The Well Healed Woman: Health, Healing and Humor

Last week I joined approximately 699 other women to attend the 12th anniversary of the Well Healed Woman Conference.  This dynamic event, sponsored by Lawrence & Memorial Hospital in Groton, CT, delivered a generous dose of everything it promised– health, healing and humor.

Deborah Norville kept us totally rapt in her keynote address, sharing hilarious and poignant life stories; but it was Dr. Valerie Popkin who gripped me with statistics on heart disease in her talk, "One Heart, Keep it Healthy."  Age is a risk factor for developing heart disease, and at my age of 65, it seems only a matter of time before I join the majority of women over the age of 70 who've been diagnosed. (To see what your risk of having a heart attack is, take the Framingham Heart Study risk assessment.

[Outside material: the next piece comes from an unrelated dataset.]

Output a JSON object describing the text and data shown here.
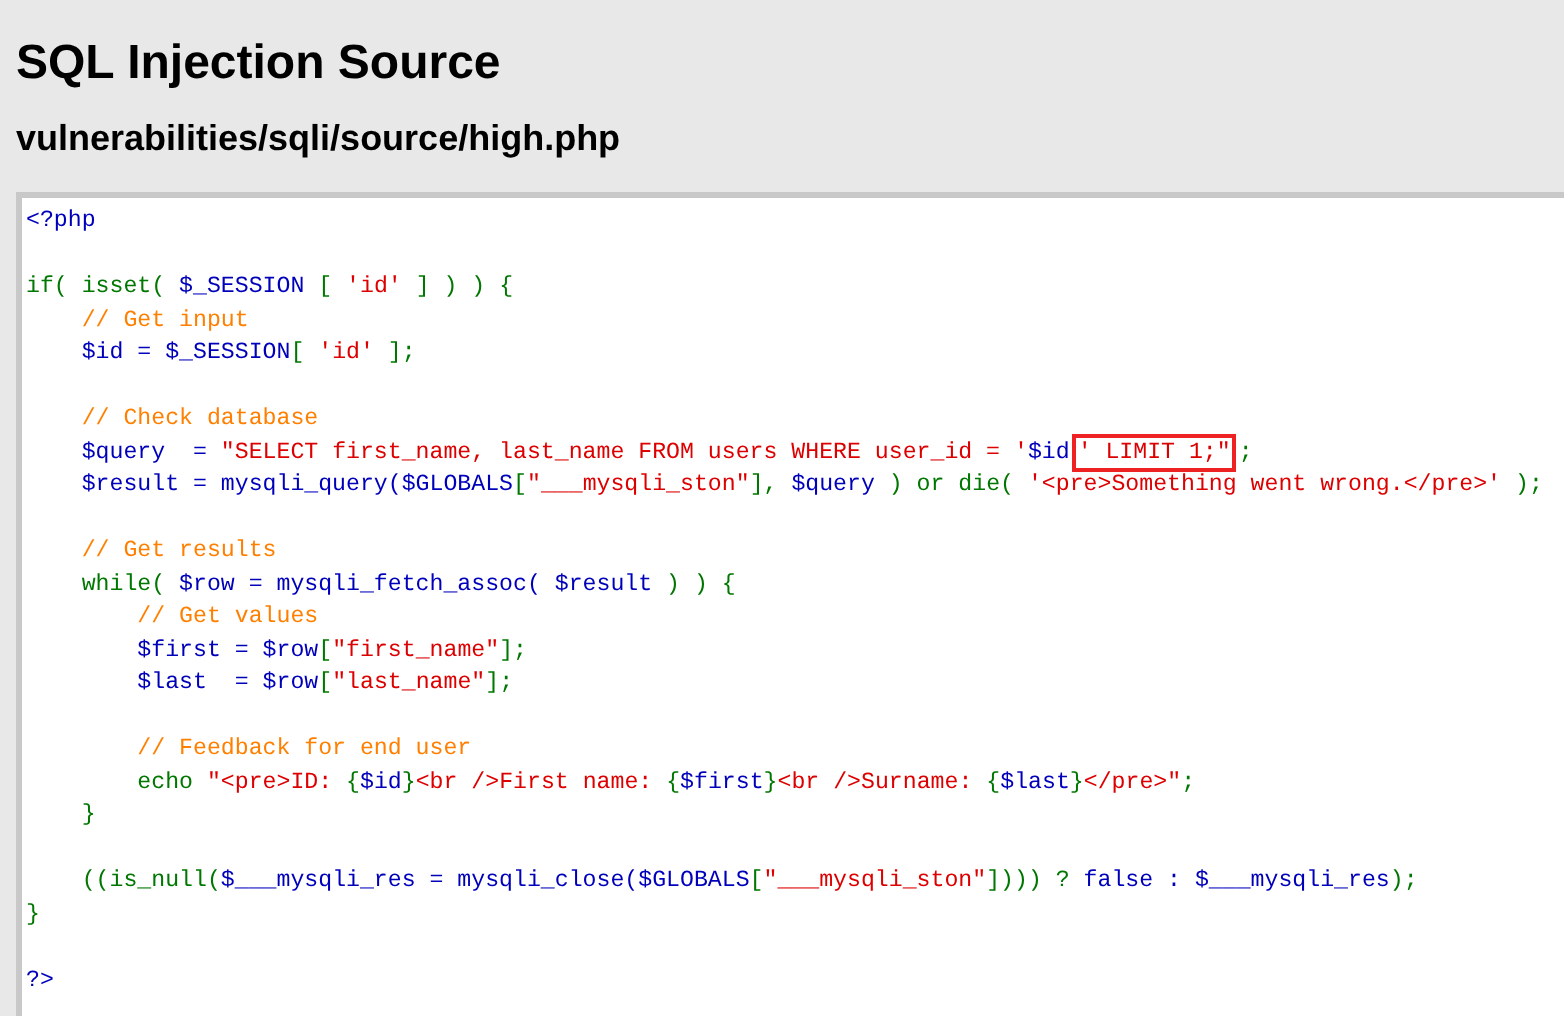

So what to do?   Cardiovascular fitness is one of the most important indicators of health and longevity in humans. And new evidence suggests the corollary is also true:  low cardio fitness is as strong a predictor of cardiovascular disease as are well-established risk factors like smoking, obesity, hypertension and diabetes. Given the research, you can be confident that you can reduce your disease risk by improving your fitness level.

The 2020 U. S. "Impact Goals" recently introduced by the American Heart Association declares that you can experience a healthier life if you raise your levels of physical activity by increasing the intensity/frequency and/or duration of your cardio activity.  In other words, if you are currently accumulating 30 minutes of walking most days of the week, you should aim to increase your sessions to 20-60 minutes of continuous activity and include intervals of faster pace.  Improving your cardio fitness from low to moderate and/or high levels significantly reduces your risk of disease.

Women's Fitnessjoan